Geoffrey Sayre-McCord, interim director of UNC’s Parr Center for Ethics, said a proposal for the group has been prepared for Folt’s review.
“I believe it is undergoing revisions now,” Sayre-McCord said in an email.
He said it’s important to have clear, consolidated, confidential channels for people to raise concerns.
“More generally, I believe having a working group think about how the University might best support, encourage and protect integrity across the board is very worth doing,” Sayre-McCord said.
The group might resemble the Faculty Athletics Committee’s new review process for concerns specifically involving student-athletes and academics, said Joy Renner, committee chairwoman.

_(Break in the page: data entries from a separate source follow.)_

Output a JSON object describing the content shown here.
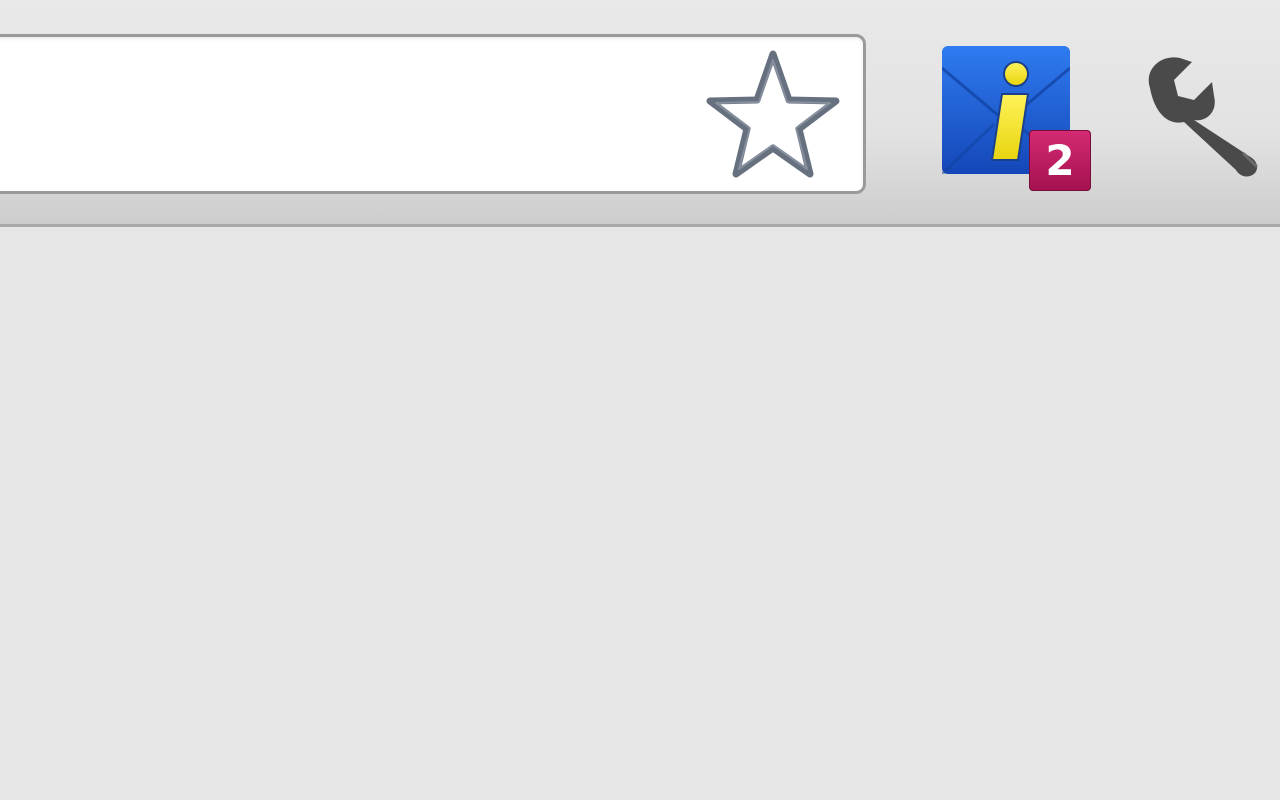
{
  "omnibox": {
    "value": ""
  },
  "toolbar": {
    "bookmark_star_icon": "star-outline-icon",
    "extension_icon": "info-mail-icon",
    "extension_badge_count": "2",
    "menu_icon": "wrench-icon"
  },
  "colors": {
    "toolbar_bg": "#e2e2e2",
    "page_bg": "#e6e6e6",
    "omnibox_border": "#9a9a9a",
    "star_stroke": "#66707f",
    "extension_blue": "#1e5fd6",
    "extension_i_yellow": "#f4e81e",
    "badge_pink": "#b8175c",
    "wrench_gray": "#4a4a4a"
  }
}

She said when someone reports a concern, it will be investigated, and a conclusion will be delivered to the individual who initially reported the concern.
“It makes sure that every question that gets asked gets the attention it should and that it gets fully vetted,” she said.
Renner said she developed plans to pilot such a process prior to the Wainstein report’s release.
“It’s important to have a mechanism so if someone feels, ‘Is this right? Is this in keeping with the University?’ they have a place to go ask that question,” she said.
Anyone within the University community can report, Renner said.
Renner acknowledged that developing a working group of this nature for the entire University will take more time and planning.
“Because of what we have done with the FAC so far in piloting our program — I see even more so the value of having this type of process where you take a question, it’s consistently evaluated, it involves multiple people across different areas so you make sure you don’t miss a perspective, and then there’s a formal reporting out,” she said.